• Task: Read the records and gather each line that includes "placeholder".

(Page and application data records)
▬▬▬

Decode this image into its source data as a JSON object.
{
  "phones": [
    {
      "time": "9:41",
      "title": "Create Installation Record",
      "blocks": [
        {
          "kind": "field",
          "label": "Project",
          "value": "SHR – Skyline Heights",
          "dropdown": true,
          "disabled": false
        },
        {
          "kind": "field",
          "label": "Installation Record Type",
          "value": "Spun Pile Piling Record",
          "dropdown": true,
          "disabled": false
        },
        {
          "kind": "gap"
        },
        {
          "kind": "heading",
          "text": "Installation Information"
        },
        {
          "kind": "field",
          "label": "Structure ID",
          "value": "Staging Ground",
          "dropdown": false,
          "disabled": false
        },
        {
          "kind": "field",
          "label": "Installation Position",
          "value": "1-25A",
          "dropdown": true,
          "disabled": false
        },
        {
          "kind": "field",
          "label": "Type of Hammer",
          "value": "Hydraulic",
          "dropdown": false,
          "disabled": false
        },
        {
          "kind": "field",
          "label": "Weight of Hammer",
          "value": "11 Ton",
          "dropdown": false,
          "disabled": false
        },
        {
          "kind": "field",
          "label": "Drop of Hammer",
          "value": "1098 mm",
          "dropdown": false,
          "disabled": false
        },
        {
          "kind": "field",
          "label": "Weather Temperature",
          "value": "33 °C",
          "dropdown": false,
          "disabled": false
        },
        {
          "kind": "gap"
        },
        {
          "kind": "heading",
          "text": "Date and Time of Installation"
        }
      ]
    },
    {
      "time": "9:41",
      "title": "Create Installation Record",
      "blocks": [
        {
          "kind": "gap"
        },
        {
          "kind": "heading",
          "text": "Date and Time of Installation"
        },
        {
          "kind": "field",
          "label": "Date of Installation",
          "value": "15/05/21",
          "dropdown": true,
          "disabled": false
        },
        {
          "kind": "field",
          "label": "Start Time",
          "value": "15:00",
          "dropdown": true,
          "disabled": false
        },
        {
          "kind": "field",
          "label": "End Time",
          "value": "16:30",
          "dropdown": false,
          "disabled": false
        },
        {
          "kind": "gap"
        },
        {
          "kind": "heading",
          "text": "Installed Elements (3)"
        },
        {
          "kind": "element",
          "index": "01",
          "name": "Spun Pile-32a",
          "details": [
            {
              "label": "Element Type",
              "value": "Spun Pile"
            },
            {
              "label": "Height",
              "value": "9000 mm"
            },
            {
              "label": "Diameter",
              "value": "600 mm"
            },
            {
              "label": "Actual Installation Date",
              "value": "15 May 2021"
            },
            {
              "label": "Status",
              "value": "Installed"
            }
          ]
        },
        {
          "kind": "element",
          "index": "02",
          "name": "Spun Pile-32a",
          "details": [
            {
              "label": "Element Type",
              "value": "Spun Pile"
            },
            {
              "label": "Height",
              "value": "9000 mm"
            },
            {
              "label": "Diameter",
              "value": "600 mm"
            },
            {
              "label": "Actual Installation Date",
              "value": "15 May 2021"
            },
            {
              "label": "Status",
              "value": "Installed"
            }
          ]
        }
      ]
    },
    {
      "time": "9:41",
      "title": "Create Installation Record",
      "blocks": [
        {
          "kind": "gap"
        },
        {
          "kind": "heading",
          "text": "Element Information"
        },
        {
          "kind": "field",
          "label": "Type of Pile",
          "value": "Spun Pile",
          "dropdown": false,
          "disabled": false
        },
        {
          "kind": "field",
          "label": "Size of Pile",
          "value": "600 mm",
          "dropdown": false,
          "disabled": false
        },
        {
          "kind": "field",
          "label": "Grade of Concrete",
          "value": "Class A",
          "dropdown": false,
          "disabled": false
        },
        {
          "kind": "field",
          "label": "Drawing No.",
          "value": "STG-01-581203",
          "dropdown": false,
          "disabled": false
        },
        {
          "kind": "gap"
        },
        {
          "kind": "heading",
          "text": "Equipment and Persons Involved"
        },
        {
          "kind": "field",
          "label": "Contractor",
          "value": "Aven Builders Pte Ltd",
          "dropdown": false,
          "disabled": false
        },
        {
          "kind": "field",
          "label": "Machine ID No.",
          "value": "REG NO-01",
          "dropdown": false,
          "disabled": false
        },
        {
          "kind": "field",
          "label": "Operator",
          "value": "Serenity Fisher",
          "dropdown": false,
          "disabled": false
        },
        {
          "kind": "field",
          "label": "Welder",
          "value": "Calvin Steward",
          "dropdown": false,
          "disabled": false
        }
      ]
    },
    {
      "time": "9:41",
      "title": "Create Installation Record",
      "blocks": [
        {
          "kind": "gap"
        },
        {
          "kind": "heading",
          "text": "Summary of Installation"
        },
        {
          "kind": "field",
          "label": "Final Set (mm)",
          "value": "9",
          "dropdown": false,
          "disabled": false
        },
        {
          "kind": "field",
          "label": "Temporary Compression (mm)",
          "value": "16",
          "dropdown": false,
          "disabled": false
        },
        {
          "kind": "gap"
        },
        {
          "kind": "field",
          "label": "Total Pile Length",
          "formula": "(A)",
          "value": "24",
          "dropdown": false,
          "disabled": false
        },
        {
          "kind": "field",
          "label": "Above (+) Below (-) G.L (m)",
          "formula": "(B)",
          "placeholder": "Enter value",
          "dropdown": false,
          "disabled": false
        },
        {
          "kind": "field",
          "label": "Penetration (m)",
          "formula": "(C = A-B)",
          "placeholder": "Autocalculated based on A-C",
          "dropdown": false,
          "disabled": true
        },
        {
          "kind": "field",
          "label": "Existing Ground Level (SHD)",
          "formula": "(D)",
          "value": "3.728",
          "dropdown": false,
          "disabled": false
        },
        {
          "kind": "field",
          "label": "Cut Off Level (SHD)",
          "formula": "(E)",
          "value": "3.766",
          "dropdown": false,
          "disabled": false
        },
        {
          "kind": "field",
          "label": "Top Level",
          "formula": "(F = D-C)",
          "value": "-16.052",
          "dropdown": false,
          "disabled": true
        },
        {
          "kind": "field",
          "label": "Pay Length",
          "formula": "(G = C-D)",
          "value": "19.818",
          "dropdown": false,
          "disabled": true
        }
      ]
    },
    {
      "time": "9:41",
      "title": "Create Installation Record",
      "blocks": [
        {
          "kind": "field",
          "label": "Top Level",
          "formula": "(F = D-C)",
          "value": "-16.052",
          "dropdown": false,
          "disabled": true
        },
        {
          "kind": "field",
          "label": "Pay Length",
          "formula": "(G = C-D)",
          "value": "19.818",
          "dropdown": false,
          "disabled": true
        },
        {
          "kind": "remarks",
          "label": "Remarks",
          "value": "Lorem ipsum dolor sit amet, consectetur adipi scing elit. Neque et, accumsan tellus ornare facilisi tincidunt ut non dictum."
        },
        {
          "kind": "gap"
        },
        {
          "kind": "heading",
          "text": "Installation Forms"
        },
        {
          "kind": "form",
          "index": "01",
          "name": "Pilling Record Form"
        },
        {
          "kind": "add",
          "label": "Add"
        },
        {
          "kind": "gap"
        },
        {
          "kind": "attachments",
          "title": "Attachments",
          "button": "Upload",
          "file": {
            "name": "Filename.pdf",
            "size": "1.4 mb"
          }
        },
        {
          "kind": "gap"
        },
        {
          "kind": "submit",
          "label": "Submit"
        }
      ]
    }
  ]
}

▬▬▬

• Exercise output:
          "placeholder": "Enter value",
          "placeholder": "Autocalculated based on A-C",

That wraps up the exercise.